"A lot of people are waiting to get started saving for retirement," said Judith Ward, a senior financial planner at T. Rowe Price. For someone in their 20s, Ward recommends saving 10 percent of your income. "By 30 you should have saved [the equivalent of] half of your salary," she said.

In fact, 29 percent of millennials are saving more than 10 percent of their incomes, according to a recent Bankrate study, up from 22 percent in the year earlier. For the rest, record student-loan debt, stagnant wages and higher living expenses compared to a generation ago are obstacles that prevent many young investors from stashing that much.

To that point, 18 percent of adults ages 18 to 29 said they have too much student loan debt alone to consider saving for retirement, a separate survey conducted by Bankrate found.

"The sooner you start, the more time you have to compound that growth." -Dara Luber, retirement expert at TD Ameritrade

To come up with the cash, Luber suggests writing out how much you have to spend every month and what you have to spend it on, including rent, car payments and food, and then what you want to spend the rest on, in order of importance, whether that's going out to dinner or to the movies, "then cut the bottom two or three," she said.

With the savings, max out your contributions to a 401(k) plan, particularly if there is an employer match, Ward advised. Those without an employer plan can set up a traditional or Roth individual retirement account. Additionally, those who are self-employed can also make tax-deductible contributions to a Simplified Employee Pension account.

Millennials in a low tax bracket now should consider a Roth IRA because they can make after-tax contributions up to $5,500 a year and earnings grow tax free, Ward said. Then they can make withdrawals tax-free after age 59½, and there are no required minimum distributions.
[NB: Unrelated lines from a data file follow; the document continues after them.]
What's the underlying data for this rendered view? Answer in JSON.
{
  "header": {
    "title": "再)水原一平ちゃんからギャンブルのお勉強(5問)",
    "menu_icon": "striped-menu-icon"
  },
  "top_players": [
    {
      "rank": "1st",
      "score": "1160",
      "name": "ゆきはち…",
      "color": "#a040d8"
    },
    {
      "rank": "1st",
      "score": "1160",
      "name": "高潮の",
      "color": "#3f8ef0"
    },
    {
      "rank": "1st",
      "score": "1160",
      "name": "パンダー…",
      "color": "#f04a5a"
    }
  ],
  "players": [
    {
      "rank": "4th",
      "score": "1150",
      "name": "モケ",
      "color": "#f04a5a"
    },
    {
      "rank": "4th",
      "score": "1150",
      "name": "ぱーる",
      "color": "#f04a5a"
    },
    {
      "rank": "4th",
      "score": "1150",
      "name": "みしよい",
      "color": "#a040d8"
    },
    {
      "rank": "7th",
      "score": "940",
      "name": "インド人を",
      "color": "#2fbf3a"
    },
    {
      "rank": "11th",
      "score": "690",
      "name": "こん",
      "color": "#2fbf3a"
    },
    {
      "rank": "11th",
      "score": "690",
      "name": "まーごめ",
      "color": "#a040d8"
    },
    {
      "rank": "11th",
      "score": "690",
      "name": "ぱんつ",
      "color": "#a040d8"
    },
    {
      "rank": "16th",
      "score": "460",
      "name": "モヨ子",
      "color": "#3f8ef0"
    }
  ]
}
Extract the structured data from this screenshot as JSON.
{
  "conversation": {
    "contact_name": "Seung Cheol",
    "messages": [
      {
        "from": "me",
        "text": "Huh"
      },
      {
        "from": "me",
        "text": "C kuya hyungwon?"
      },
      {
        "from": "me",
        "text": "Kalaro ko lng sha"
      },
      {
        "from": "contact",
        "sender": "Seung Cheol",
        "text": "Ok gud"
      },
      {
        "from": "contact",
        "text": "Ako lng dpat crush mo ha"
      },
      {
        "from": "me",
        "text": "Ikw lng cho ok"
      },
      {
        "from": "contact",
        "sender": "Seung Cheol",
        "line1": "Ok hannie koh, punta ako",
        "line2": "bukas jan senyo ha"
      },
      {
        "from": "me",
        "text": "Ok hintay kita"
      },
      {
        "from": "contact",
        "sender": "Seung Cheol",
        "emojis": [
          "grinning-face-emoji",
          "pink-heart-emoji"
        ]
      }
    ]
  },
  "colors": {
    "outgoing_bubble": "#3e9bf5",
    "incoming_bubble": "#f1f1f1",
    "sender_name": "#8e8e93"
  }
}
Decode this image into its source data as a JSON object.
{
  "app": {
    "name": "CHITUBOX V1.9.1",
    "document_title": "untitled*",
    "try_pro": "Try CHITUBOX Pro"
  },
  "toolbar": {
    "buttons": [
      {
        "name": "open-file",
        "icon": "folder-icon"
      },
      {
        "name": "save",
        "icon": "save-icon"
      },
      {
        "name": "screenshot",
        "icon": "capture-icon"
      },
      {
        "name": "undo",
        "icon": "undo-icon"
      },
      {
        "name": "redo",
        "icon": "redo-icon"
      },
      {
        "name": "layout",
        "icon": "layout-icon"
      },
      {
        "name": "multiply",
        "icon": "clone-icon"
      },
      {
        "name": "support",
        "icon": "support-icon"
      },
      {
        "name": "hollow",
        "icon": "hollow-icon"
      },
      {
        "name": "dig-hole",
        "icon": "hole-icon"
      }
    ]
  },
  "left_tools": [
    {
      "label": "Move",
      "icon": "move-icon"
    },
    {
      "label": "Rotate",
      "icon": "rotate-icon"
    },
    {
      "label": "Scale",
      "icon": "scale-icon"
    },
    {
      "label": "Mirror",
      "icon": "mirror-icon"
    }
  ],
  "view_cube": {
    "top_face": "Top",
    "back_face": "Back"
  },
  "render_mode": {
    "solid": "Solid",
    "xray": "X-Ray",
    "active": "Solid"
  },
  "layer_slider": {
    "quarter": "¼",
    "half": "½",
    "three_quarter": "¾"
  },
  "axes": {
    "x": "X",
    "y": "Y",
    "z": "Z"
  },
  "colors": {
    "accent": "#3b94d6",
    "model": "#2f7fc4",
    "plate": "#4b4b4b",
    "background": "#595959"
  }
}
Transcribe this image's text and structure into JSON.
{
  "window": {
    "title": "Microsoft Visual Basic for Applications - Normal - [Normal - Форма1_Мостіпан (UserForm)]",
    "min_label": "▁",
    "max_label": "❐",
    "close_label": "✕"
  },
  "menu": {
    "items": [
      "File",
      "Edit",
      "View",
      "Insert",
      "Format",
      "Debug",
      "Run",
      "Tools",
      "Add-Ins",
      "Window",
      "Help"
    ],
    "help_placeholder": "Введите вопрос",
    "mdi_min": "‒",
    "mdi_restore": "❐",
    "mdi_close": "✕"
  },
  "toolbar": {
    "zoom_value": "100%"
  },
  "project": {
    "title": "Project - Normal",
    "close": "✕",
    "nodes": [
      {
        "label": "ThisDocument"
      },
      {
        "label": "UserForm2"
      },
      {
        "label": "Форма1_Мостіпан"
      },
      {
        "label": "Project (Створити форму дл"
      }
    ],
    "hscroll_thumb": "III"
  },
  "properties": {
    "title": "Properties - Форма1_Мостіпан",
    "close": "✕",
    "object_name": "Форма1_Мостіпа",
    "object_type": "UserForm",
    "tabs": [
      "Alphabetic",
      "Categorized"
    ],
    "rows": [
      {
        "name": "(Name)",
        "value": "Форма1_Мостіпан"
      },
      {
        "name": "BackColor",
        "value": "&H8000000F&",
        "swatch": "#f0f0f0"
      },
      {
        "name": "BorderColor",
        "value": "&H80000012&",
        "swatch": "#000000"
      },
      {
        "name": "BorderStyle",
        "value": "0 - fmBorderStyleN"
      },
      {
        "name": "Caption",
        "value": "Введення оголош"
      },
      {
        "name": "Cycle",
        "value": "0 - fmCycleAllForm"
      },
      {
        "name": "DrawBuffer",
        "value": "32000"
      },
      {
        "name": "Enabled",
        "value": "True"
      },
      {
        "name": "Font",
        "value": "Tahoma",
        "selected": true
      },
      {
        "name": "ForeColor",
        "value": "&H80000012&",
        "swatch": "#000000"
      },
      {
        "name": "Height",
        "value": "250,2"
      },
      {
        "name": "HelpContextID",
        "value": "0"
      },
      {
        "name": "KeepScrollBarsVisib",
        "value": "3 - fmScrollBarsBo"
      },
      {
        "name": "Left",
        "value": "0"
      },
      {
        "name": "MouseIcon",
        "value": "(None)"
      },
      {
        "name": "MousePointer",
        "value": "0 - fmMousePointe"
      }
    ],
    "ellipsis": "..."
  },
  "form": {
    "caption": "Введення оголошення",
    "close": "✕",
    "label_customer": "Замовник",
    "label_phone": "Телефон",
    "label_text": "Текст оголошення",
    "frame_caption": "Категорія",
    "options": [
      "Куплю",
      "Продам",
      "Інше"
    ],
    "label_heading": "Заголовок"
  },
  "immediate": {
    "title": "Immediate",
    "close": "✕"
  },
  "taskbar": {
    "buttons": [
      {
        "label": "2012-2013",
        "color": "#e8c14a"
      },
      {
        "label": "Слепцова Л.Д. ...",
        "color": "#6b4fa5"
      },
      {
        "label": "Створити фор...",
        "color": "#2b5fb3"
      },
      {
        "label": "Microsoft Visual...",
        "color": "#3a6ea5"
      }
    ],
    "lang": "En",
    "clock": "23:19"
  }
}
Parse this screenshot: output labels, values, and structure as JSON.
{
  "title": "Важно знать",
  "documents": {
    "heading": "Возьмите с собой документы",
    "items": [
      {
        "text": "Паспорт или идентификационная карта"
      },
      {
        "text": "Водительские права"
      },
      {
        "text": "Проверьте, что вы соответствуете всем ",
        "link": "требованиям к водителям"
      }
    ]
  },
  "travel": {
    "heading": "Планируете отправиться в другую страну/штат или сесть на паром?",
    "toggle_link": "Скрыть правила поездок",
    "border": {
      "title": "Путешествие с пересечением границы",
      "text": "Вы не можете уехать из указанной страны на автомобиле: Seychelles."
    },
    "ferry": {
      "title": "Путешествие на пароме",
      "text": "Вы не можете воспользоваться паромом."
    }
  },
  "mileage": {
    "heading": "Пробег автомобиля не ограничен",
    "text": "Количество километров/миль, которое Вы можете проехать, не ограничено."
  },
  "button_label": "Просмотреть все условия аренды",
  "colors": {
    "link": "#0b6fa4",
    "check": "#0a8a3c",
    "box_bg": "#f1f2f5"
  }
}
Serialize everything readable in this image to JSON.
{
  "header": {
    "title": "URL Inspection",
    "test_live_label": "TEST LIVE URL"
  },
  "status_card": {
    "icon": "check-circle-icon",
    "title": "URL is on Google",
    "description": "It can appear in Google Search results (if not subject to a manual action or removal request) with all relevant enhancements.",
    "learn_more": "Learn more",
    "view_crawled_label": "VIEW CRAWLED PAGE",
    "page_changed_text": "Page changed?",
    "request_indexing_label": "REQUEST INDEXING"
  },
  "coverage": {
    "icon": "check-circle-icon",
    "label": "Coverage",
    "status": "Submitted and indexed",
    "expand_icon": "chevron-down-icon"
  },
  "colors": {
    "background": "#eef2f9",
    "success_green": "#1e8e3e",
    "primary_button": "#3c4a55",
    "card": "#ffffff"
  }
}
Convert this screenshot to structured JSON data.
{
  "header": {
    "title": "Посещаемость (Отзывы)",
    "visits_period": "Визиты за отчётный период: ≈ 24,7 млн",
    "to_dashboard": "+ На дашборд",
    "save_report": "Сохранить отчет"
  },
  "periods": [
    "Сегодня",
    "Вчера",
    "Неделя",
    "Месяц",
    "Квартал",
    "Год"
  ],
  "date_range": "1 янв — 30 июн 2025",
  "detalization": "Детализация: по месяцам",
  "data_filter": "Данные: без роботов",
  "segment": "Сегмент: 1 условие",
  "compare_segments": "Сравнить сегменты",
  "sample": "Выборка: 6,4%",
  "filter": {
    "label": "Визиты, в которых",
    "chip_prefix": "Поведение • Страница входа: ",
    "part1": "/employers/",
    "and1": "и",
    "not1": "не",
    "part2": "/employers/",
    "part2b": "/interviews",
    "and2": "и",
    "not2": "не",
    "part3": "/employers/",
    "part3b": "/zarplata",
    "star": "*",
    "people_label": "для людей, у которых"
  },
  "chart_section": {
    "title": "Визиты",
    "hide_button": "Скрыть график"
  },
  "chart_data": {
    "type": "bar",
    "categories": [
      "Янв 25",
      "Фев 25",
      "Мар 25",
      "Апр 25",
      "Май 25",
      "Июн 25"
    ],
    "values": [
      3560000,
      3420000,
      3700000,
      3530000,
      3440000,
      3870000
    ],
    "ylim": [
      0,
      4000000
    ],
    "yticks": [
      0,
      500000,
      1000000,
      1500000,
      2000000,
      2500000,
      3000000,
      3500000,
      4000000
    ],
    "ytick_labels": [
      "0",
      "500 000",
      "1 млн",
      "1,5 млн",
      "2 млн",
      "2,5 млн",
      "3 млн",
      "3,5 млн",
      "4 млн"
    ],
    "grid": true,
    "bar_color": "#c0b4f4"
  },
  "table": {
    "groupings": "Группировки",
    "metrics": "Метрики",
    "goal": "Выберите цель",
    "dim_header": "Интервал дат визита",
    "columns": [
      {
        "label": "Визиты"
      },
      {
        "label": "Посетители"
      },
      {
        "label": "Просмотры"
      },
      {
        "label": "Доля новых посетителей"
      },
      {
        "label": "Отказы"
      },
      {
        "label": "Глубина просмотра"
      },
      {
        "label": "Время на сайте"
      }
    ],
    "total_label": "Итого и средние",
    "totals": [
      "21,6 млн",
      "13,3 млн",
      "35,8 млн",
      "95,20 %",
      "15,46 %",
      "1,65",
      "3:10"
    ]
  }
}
A 21-year-old who invests $100 every month in a Roth IRA could see her/his nest egg grow to more than $200,000 (assuming a 5 percent annual return and a marginal tax rate of 25 percent) by age 67, according to Bankrate's Roth IRA Plan Calculator.